Your task is to repeat the entries exactly. Leave the pictures out.

+++

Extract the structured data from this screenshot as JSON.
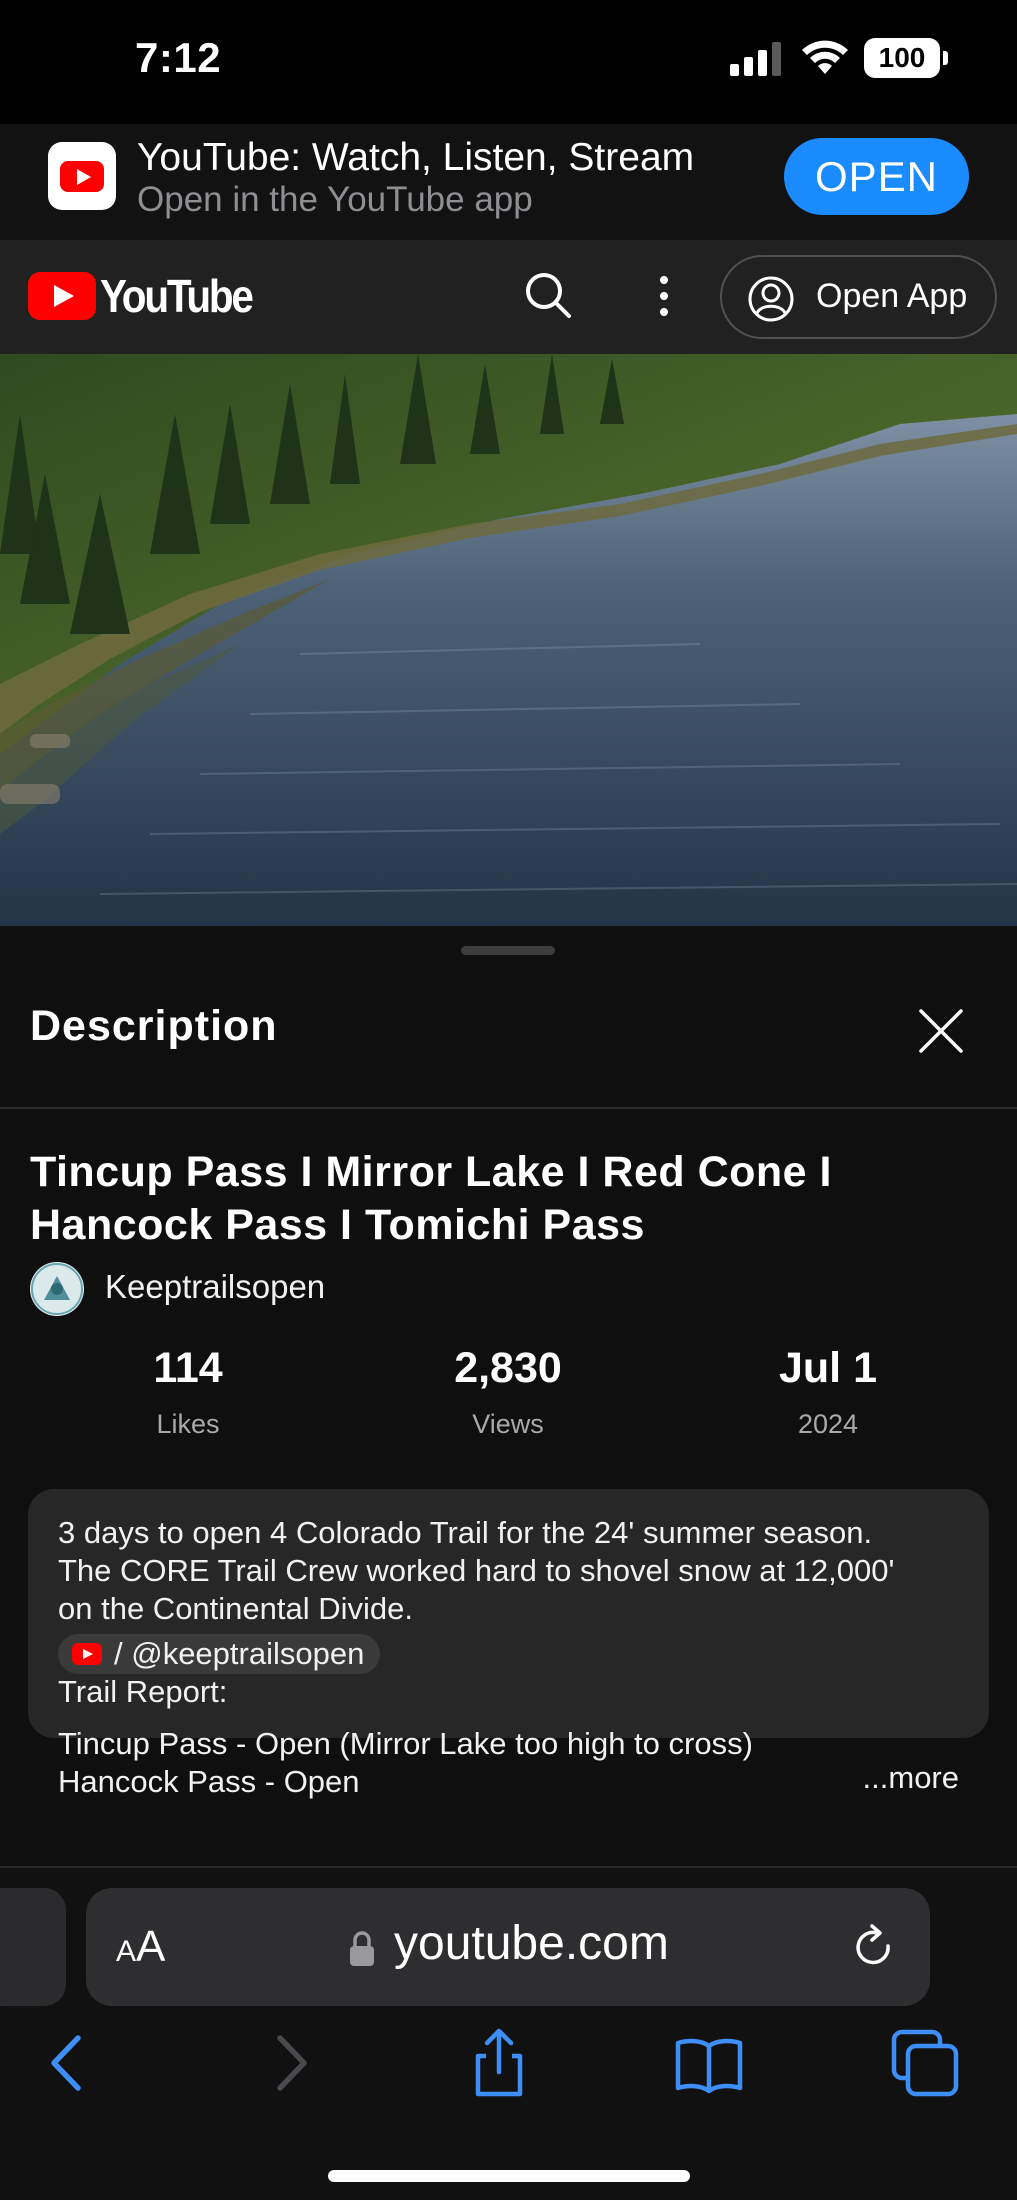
{
  "status_bar": {
    "time": "7:12",
    "battery": "100"
  },
  "app_banner": {
    "title": "YouTube: Watch, Listen, Stream",
    "subtitle": "Open in the YouTube app",
    "open_label": "OPEN"
  },
  "header": {
    "logo_text": "YouTube",
    "open_app_label": "Open App"
  },
  "description_sheet": {
    "title": "Description",
    "video_title": "Tincup Pass I Mirror Lake I Red Cone I Hancock Pass I Tomichi Pass",
    "channel": "Keeptrailsopen",
    "stats": {
      "likes_value": "114",
      "likes_label": "Likes",
      "views_value": "2,830",
      "views_label": "Views",
      "date_value": "Jul 1",
      "date_label": "2024"
    },
    "description": {
      "line1": "3 days to open 4 Colorado Trail for the 24' summer season.",
      "line2": "The CORE Trail Crew worked hard to shovel snow at 12,000'",
      "line3": "on the Continental Divide.",
      "handle": "/ @keeptrailsopen",
      "line4": "Trail Report:",
      "line5": "Tincup Pass - Open (Mirror Lake too high to cross)",
      "line6": "Hancock Pass - Open",
      "more": "...more"
    }
  },
  "safari": {
    "aa_small": "A",
    "aa_big": "A",
    "url": "youtube.com"
  },
  "colors": {
    "youtube_red": "#ff0000",
    "open_button_blue": "#1a8cff",
    "safari_accent": "#3d8ef7"
  }
}
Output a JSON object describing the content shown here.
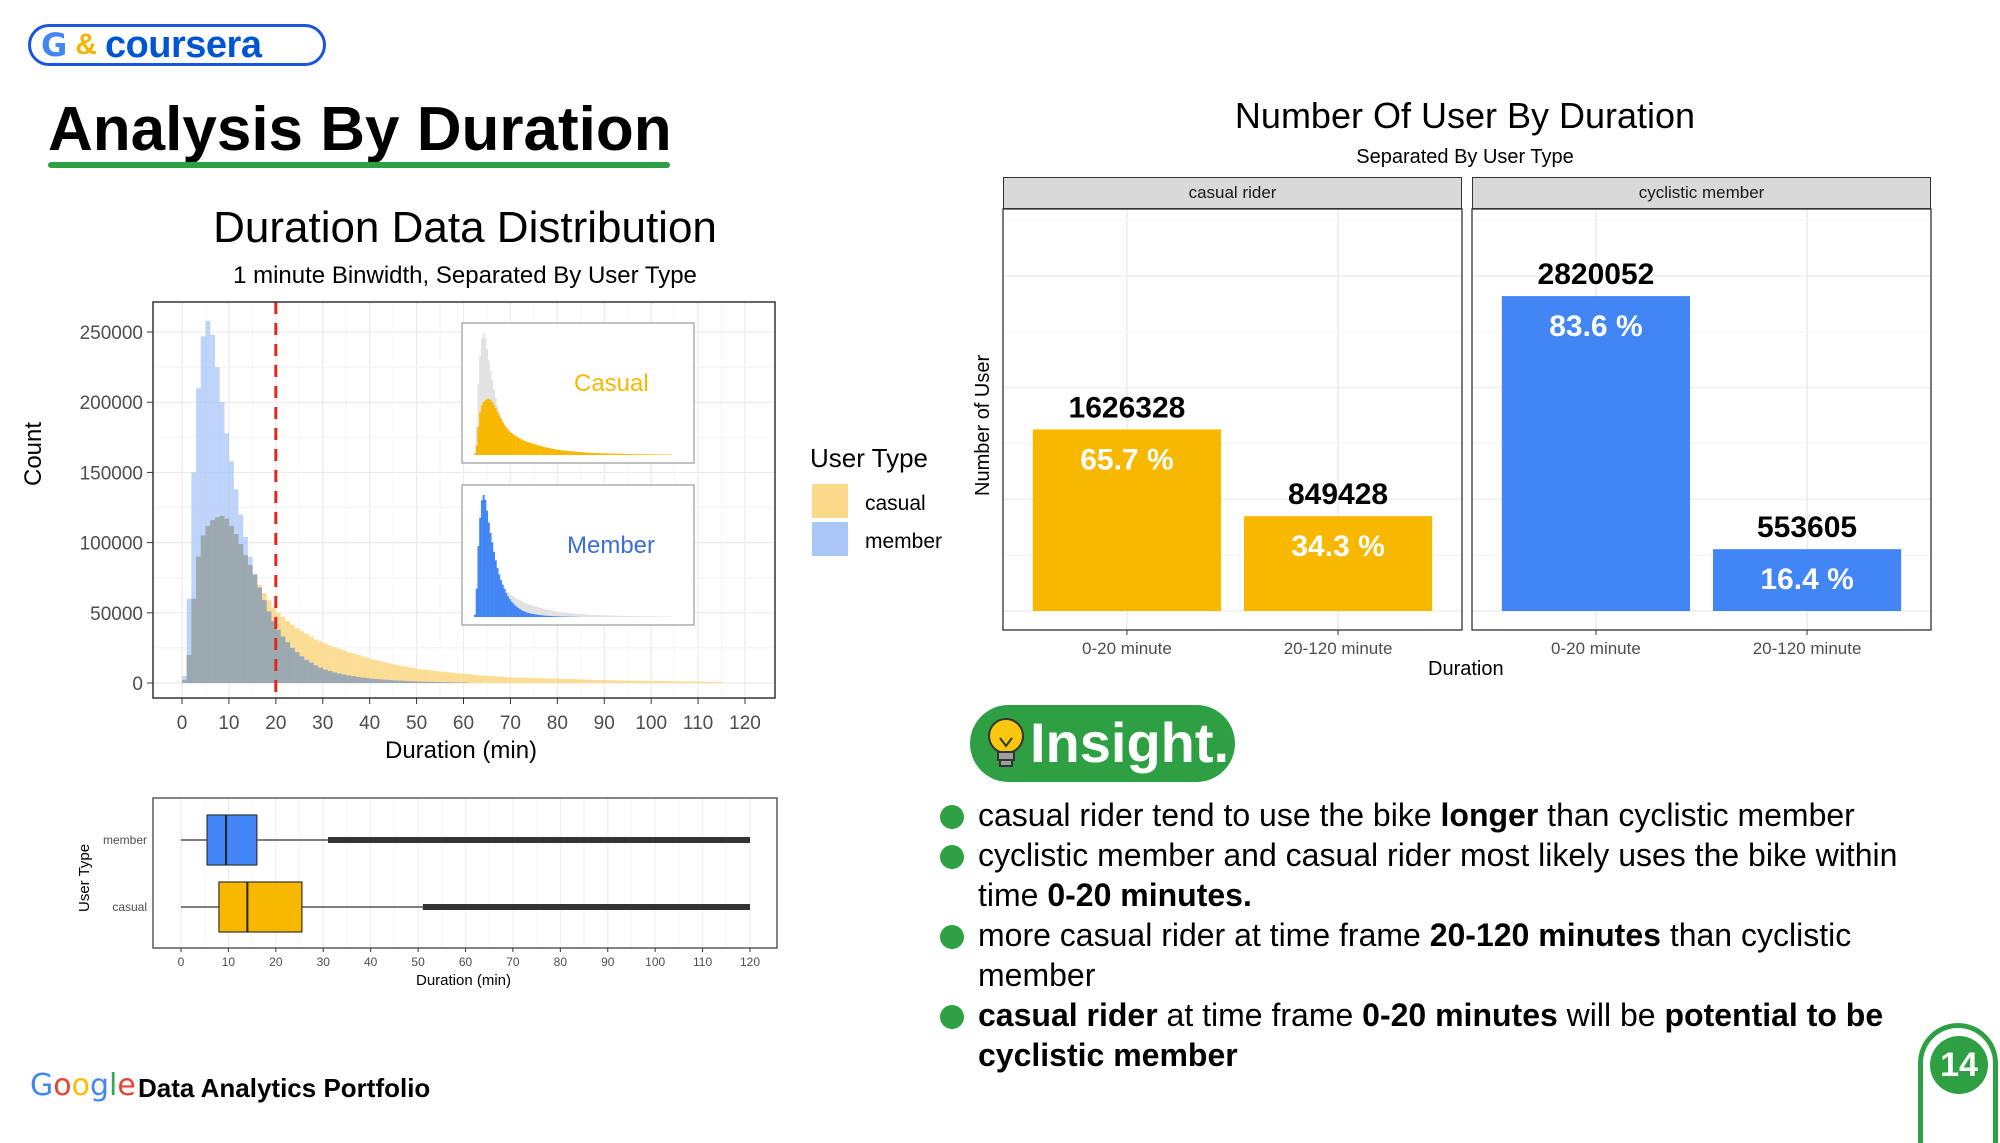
{
  "brand": {
    "g": "G",
    "amp": "&",
    "name": "coursera"
  },
  "page_title": "Analysis By Duration",
  "colors": {
    "casual": "#f9b800",
    "member": "#4285f4",
    "casual_fill_light": "#fbd98a",
    "member_fill_light": "#a9c6f7",
    "green": "#2ea043",
    "cutoff": "#e0281f"
  },
  "histogram": {
    "title": "Duration Data Distribution",
    "subtitle": "1 minute Binwidth, Separated By User Type",
    "inset_labels": {
      "casual": "Casual",
      "member": "Member"
    }
  },
  "legend": {
    "title": "User Type",
    "items": [
      "casual",
      "member"
    ]
  },
  "boxplot": {},
  "bar_chart": {
    "title": "Number Of User By Duration",
    "subtitle": "Separated By User Type"
  },
  "chart_data": [
    {
      "type": "bar",
      "subtype": "histogram",
      "title": "Duration Data Distribution",
      "subtitle": "1 minute Binwidth, Separated By User Type",
      "xlabel": "Duration (min)",
      "ylabel": "Count",
      "xlim": [
        0,
        120
      ],
      "ylim": [
        0,
        260000
      ],
      "x_ticks": [
        0,
        10,
        20,
        30,
        40,
        50,
        60,
        70,
        80,
        90,
        100,
        110,
        120
      ],
      "y_ticks": [
        0,
        50000,
        100000,
        150000,
        200000,
        250000
      ],
      "y_tick_labels": [
        "0",
        "50000",
        "100000",
        "150000",
        "200000",
        "250000"
      ],
      "reference_line": {
        "x": 20,
        "style": "dashed"
      },
      "grid": true,
      "series": [
        {
          "name": "member",
          "color": "#a9c6f7",
          "x": [
            0,
            1,
            2,
            3,
            4,
            5,
            6,
            7,
            8,
            9,
            10,
            11,
            12,
            13,
            14,
            15,
            16,
            17,
            18,
            19,
            20,
            21,
            22,
            23,
            24,
            25,
            26,
            27,
            28,
            29,
            30,
            32,
            34,
            36,
            38,
            40,
            45,
            50,
            55,
            60
          ],
          "values": [
            5000,
            60000,
            150000,
            210000,
            247000,
            258000,
            248000,
            225000,
            200000,
            178000,
            158000,
            138000,
            120000,
            104000,
            90000,
            78000,
            68000,
            59000,
            51000,
            44000,
            38000,
            33000,
            29000,
            25000,
            22000,
            19000,
            16500,
            14500,
            12500,
            11000,
            9500,
            7500,
            6000,
            4800,
            3800,
            3000,
            1800,
            1000,
            600,
            300
          ]
        },
        {
          "name": "casual",
          "color": "#fbd98a",
          "x": [
            0,
            1,
            2,
            3,
            4,
            5,
            6,
            7,
            8,
            9,
            10,
            11,
            12,
            13,
            14,
            15,
            16,
            17,
            18,
            19,
            20,
            22,
            24,
            26,
            28,
            30,
            35,
            40,
            45,
            50,
            55,
            60,
            65,
            70,
            80,
            90,
            100,
            110,
            114
          ],
          "values": [
            2000,
            20000,
            60000,
            90000,
            105000,
            112000,
            116000,
            118000,
            119000,
            117000,
            112000,
            106000,
            99000,
            91000,
            84000,
            77000,
            70000,
            64000,
            59000,
            54000,
            50000,
            44000,
            39000,
            35000,
            31000,
            28000,
            22000,
            17000,
            13000,
            10000,
            8000,
            6500,
            5000,
            4000,
            3000,
            2000,
            1500,
            1000,
            800
          ]
        }
      ],
      "insets": [
        {
          "label": "Casual",
          "series": "casual"
        },
        {
          "label": "Member",
          "series": "member"
        }
      ]
    },
    {
      "type": "boxplot",
      "xlabel": "Duration (min)",
      "ylabel": "User Type",
      "xlim": [
        0,
        120
      ],
      "x_ticks": [
        0,
        10,
        20,
        30,
        40,
        50,
        60,
        70,
        80,
        90,
        100,
        110,
        120
      ],
      "categories": [
        "member",
        "casual"
      ],
      "series": [
        {
          "name": "member",
          "color": "#4285f4",
          "whisker_low": 0,
          "q1": 5.5,
          "median": 9.5,
          "q3": 16,
          "whisker_high": 31,
          "outliers_to": 120
        },
        {
          "name": "casual",
          "color": "#f9b800",
          "whisker_low": 0,
          "q1": 8,
          "median": 14,
          "q3": 25.5,
          "whisker_high": 51,
          "outliers_to": 120
        }
      ]
    },
    {
      "type": "bar",
      "title": "Number Of User By Duration",
      "subtitle": "Separated By User Type",
      "xlabel": "Duration",
      "ylabel": "Number of User",
      "categories": [
        "0-20 minute",
        "20-120 minute"
      ],
      "ylim": [
        0,
        3600000
      ],
      "facets": [
        {
          "name": "casual rider",
          "color": "#f9b800",
          "values": [
            1626328,
            849428
          ],
          "value_labels": [
            "1626328",
            "849428"
          ],
          "percent_labels": [
            "65.7 %",
            "34.3 %"
          ]
        },
        {
          "name": "cyclistic member",
          "color": "#4285f4",
          "values": [
            2820052,
            553605
          ],
          "value_labels": [
            "2820052",
            "553605"
          ],
          "percent_labels": [
            "83.6 %",
            "16.4 %"
          ]
        }
      ]
    }
  ],
  "insight": {
    "label": "Insight.",
    "items": [
      [
        {
          "t": "casual rider tend to use the bike "
        },
        {
          "t": "longer",
          "b": true
        },
        {
          "t": " than cyclistic member"
        }
      ],
      [
        {
          "t": "cyclistic member and casual rider most likely uses the bike within time "
        },
        {
          "t": "0-20 minutes.",
          "b": true
        }
      ],
      [
        {
          "t": "more casual rider at time frame "
        },
        {
          "t": "20-120 minutes",
          "b": true
        },
        {
          "t": " than cyclistic member"
        }
      ],
      [
        {
          "t": "casual rider",
          "b": true
        },
        {
          "t": " at time frame "
        },
        {
          "t": "0-20 minutes",
          "b": true
        },
        {
          "t": " will be "
        },
        {
          "t": "potential to be cyclistic member",
          "b": true
        }
      ]
    ]
  },
  "footer": {
    "google": "Google",
    "text": "Data Analytics Portfolio",
    "page_number": "14"
  }
}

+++

◆ **Solution**
Extract the structured data from this screenshot as JSON.
{
  "status_bar": {
    "time": "7:12",
    "battery": "100"
  },
  "app_banner": {
    "title": "YouTube: Watch, Listen, Stream",
    "subtitle": "Open in the YouTube app",
    "open_label": "OPEN"
  },
  "header": {
    "logo_text": "YouTube",
    "open_app_label": "Open App"
  },
  "description_sheet": {
    "title": "Description",
    "video_title": "Tincup Pass I Mirror Lake I Red Cone I Hancock Pass I Tomichi Pass",
    "channel": "Keeptrailsopen",
    "stats": {
      "likes_value": "114",
      "likes_label": "Likes",
      "views_value": "2,830",
      "views_label": "Views",
      "date_value": "Jul 1",
      "date_label": "2024"
    },
    "description": {
      "line1": "3 days to open 4 Colorado Trail for the 24' summer season.",
      "line2": "The CORE Trail Crew worked hard to shovel snow at 12,000'",
      "line3": "on the Continental Divide.",
      "handle": "/ @keeptrailsopen",
      "line4": "Trail Report:",
      "line5": "Tincup Pass - Open (Mirror Lake too high to cross)",
      "line6": "Hancock Pass - Open",
      "more": "...more"
    }
  },
  "safari": {
    "aa_small": "A",
    "aa_big": "A",
    "url": "youtube.com"
  },
  "colors": {
    "youtube_red": "#ff0000",
    "open_button_blue": "#1a8cff",
    "safari_accent": "#3d8ef7"
  }
}
Output a JSON object describing the content shown here.
{
  "brand": {
    "g": "G",
    "amp": "&",
    "name": "coursera"
  },
  "page_title": "Analysis By Duration",
  "colors": {
    "casual": "#f9b800",
    "member": "#4285f4",
    "casual_fill_light": "#fbd98a",
    "member_fill_light": "#a9c6f7",
    "green": "#2ea043",
    "cutoff": "#e0281f"
  },
  "histogram": {
    "title": "Duration Data Distribution",
    "subtitle": "1 minute Binwidth, Separated By User Type",
    "inset_labels": {
      "casual": "Casual",
      "member": "Member"
    }
  },
  "legend": {
    "title": "User Type",
    "items": [
      "casual",
      "member"
    ]
  },
  "boxplot": {},
  "bar_chart": {
    "title": "Number Of User By Duration",
    "subtitle": "Separated By User Type"
  },
  "chart_data": [
    {
      "type": "bar",
      "subtype": "histogram",
      "title": "Duration Data Distribution",
      "subtitle": "1 minute Binwidth, Separated By User Type",
      "xlabel": "Duration (min)",
      "ylabel": "Count",
      "xlim": [
        0,
        120
      ],
      "ylim": [
        0,
        260000
      ],
      "x_ticks": [
        0,
        10,
        20,
        30,
        40,
        50,
        60,
        70,
        80,
        90,
        100,
        110,
        120
      ],
      "y_ticks": [
        0,
        50000,
        100000,
        150000,
        200000,
        250000
      ],
      "y_tick_labels": [
        "0",
        "50000",
        "100000",
        "150000",
        "200000",
        "250000"
      ],
      "reference_line": {
        "x": 20,
        "style": "dashed"
      },
      "grid": true,
      "series": [
        {
          "name": "member",
          "color": "#a9c6f7",
          "x": [
            0,
            1,
            2,
            3,
            4,
            5,
            6,
            7,
            8,
            9,
            10,
            11,
            12,
            13,
            14,
            15,
            16,
            17,
            18,
            19,
            20,
            21,
            22,
            23,
            24,
            25,
            26,
            27,
            28,
            29,
            30,
            32,
            34,
            36,
            38,
            40,
            45,
            50,
            55,
            60
          ],
          "values": [
            5000,
            60000,
            150000,
            210000,
            247000,
            258000,
            248000,
            225000,
            200000,
            178000,
            158000,
            138000,
            120000,
            104000,
            90000,
            78000,
            68000,
            59000,
            51000,
            44000,
            38000,
            33000,
            29000,
            25000,
            22000,
            19000,
            16500,
            14500,
            12500,
            11000,
            9500,
            7500,
            6000,
            4800,
            3800,
            3000,
            1800,
            1000,
            600,
            300
          ]
        },
        {
          "name": "casual",
          "color": "#fbd98a",
          "x": [
            0,
            1,
            2,
            3,
            4,
            5,
            6,
            7,
            8,
            9,
            10,
            11,
            12,
            13,
            14,
            15,
            16,
            17,
            18,
            19,
            20,
            22,
            24,
            26,
            28,
            30,
            35,
            40,
            45,
            50,
            55,
            60,
            65,
            70,
            80,
            90,
            100,
            110,
            114
          ],
          "values": [
            2000,
            20000,
            60000,
            90000,
            105000,
            112000,
            116000,
            118000,
            119000,
            117000,
            112000,
            106000,
            99000,
            91000,
            84000,
            77000,
            70000,
            64000,
            59000,
            54000,
            50000,
            44000,
            39000,
            35000,
            31000,
            28000,
            22000,
            17000,
            13000,
            10000,
            8000,
            6500,
            5000,
            4000,
            3000,
            2000,
            1500,
            1000,
            800
          ]
        }
      ],
      "insets": [
        {
          "label": "Casual",
          "series": "casual"
        },
        {
          "label": "Member",
          "series": "member"
        }
      ]
    },
    {
      "type": "boxplot",
      "xlabel": "Duration (min)",
      "ylabel": "User Type",
      "xlim": [
        0,
        120
      ],
      "x_ticks": [
        0,
        10,
        20,
        30,
        40,
        50,
        60,
        70,
        80,
        90,
        100,
        110,
        120
      ],
      "categories": [
        "member",
        "casual"
      ],
      "series": [
        {
          "name": "member",
          "color": "#4285f4",
          "whisker_low": 0,
          "q1": 5.5,
          "median": 9.5,
          "q3": 16,
          "whisker_high": 31,
          "outliers_to": 120
        },
        {
          "name": "casual",
          "color": "#f9b800",
          "whisker_low": 0,
          "q1": 8,
          "median": 14,
          "q3": 25.5,
          "whisker_high": 51,
          "outliers_to": 120
        }
      ]
    },
    {
      "type": "bar",
      "title": "Number Of User By Duration",
      "subtitle": "Separated By User Type",
      "xlabel": "Duration",
      "ylabel": "Number of User",
      "categories": [
        "0-20 minute",
        "20-120 minute"
      ],
      "ylim": [
        0,
        3600000
      ],
      "facets": [
        {
          "name": "casual rider",
          "color": "#f9b800",
          "values": [
            1626328,
            849428
          ],
          "value_labels": [
            "1626328",
            "849428"
          ],
          "percent_labels": [
            "65.7 %",
            "34.3 %"
          ]
        },
        {
          "name": "cyclistic member",
          "color": "#4285f4",
          "values": [
            2820052,
            553605
          ],
          "value_labels": [
            "2820052",
            "553605"
          ],
          "percent_labels": [
            "83.6 %",
            "16.4 %"
          ]
        }
      ]
    }
  ],
  "insight": {
    "label": "Insight.",
    "items": [
      [
        {
          "t": "casual rider tend to use the bike "
        },
        {
          "t": "longer",
          "b": true
        },
        {
          "t": " than cyclistic member"
        }
      ],
      [
        {
          "t": "cyclistic member and casual rider most likely uses the bike within time "
        },
        {
          "t": "0-20 minutes.",
          "b": true
        }
      ],
      [
        {
          "t": "more casual rider at time frame "
        },
        {
          "t": "20-120 minutes",
          "b": true
        },
        {
          "t": " than cyclistic member"
        }
      ],
      [
        {
          "t": "casual rider",
          "b": true
        },
        {
          "t": " at time frame "
        },
        {
          "t": "0-20 minutes",
          "b": true
        },
        {
          "t": " will be "
        },
        {
          "t": "potential to be cyclistic member",
          "b": true
        }
      ]
    ]
  },
  "footer": {
    "google": "Google",
    "text": "Data Analytics Portfolio",
    "page_number": "14"
  }
}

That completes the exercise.